Mitigating the loss of human life at sea

Completed

The Mediterranean is the world’s deadliest maritime migration route today. People flee homelands torn apart by war, violence and poverty. Their journeys are increasingly perilous and the death toll is constantly rising. Migrant Offshore Aid Station (MOAS) - a Malta-based humanitarian organization - rescue people at sea, mitigate the loss of human life, reduce suffering and ensure survivors arrive safely in port.

Duration
April-December 2017
Focus area
Emergency Response
country
Mediterranean sea
partner
MOAS

Context

The Mediterranean has become the world’s deadliest maritime migration route, with death tolls constantly rising, despite the falling numbers of people making the journey. The International Organisation of Migration (IOM) reports 3,279 deaths in 2014, 3,777 in 2015 and 5,083 in 2016, while the UN Refugee agency states that 2016 was the deadliest year for migrants trying to reach Europe. Moreover, the real number of deaths is likely to be even higher because many drownings go undocumented.
People flee homelands torn apart by war, violence and poverty. Their journeys are increasingly dangerous in overcrowded wooden fishing boats and flimsy inflatable rafts that often do not last the journey.

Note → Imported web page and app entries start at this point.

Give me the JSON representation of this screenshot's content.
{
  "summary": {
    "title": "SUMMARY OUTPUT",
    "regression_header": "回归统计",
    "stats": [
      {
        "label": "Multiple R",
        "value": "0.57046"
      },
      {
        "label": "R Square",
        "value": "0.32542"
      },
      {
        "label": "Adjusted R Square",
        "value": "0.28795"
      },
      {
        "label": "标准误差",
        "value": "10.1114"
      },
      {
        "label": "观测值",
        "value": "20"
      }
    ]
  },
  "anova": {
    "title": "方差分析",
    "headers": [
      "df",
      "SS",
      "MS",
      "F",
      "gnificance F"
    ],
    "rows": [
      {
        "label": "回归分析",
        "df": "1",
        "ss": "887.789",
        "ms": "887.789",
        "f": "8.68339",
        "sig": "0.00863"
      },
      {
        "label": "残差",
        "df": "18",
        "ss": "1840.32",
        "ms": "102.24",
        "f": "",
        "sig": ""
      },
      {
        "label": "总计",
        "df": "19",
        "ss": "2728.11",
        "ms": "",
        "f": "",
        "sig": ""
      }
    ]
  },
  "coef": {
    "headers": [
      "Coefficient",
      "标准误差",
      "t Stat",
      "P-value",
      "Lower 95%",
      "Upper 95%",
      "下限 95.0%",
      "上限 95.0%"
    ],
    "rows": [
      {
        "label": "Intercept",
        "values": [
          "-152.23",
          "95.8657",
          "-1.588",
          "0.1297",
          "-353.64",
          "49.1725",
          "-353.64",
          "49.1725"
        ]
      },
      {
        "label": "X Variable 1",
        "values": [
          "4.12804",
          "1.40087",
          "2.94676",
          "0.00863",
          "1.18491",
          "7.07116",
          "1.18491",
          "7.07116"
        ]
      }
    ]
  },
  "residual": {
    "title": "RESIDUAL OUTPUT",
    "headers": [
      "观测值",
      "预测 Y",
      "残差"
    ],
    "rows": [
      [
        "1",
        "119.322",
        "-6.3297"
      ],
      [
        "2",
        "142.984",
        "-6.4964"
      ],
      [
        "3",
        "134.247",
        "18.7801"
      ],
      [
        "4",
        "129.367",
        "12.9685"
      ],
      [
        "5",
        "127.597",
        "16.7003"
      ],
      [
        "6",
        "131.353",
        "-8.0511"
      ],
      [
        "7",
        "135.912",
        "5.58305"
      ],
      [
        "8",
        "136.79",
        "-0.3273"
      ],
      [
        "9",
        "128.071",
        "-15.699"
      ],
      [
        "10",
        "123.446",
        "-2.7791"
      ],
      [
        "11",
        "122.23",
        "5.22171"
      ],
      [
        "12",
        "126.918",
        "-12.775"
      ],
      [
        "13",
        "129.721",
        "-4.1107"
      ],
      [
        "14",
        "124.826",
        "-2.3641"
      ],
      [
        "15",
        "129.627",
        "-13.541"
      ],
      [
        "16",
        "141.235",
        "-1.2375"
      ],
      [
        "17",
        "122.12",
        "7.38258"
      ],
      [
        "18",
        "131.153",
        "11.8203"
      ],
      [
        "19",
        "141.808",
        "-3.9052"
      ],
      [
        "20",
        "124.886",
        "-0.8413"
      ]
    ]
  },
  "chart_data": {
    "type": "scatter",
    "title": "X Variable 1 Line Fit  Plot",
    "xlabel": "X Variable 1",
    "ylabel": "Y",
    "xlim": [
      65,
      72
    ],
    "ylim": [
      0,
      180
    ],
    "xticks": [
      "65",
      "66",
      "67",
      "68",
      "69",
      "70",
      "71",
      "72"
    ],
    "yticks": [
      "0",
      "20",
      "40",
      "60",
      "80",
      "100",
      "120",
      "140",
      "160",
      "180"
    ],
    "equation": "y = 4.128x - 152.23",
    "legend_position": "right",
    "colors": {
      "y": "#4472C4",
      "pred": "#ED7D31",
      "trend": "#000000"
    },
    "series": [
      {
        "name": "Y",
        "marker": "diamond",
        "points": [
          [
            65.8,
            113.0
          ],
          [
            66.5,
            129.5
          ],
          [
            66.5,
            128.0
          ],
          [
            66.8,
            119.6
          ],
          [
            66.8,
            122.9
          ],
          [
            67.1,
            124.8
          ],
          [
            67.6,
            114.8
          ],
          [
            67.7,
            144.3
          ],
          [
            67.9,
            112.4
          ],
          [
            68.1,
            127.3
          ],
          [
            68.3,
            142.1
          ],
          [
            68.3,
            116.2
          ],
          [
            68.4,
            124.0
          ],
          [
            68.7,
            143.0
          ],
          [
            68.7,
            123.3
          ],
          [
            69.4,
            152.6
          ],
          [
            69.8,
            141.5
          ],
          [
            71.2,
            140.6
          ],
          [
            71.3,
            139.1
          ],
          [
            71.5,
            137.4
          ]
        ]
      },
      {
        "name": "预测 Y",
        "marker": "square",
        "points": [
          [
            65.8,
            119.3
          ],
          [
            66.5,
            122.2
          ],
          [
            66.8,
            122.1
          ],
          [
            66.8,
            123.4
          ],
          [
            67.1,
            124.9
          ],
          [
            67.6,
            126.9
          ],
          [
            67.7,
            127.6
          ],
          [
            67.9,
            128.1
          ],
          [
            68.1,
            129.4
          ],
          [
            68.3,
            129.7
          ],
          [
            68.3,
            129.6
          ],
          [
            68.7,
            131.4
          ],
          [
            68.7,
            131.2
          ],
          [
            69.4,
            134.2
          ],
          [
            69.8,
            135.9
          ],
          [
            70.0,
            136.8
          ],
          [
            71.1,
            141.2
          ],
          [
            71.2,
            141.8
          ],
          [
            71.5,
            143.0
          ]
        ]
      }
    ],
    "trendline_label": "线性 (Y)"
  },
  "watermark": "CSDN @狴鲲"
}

Action

 

Migrant Offshore Aid Station’s mission is to search for and rescue people in distress, mitigating the loss of human life at sea. Launched in 2014, this Malta-based humanitarian organization operates with fully-equipped and trained crews aboard its vessel the M.Y. Phoenix and aerial assets. It collaborates with specialist organizations to provide post-rescue care on board.

Over 30,000 people have been rescued and assisted since its inception.

Working in close coordination with the International Maritime Rescue Co-ordination Centre based in Rome, MOAS will from April to December:

  • maintain a presence in the Central Mediterranean, searching for vessels in distress,
  • conduct rescue operations,
  • provide post-rescue assistance to people on board and coordinate medical evacuations, and
  • disembark survivors into the care of land based follow-up services within the legal European maritime framework of the region.

Expected results

Based on past figures, MOAS estimates that it will reach approximately 18,000 individuals.

Long-term strategy

The programme is designed to be highly flexible so as to ensure its operations meet the needs of those who feel compelled to attempt the sea crossing.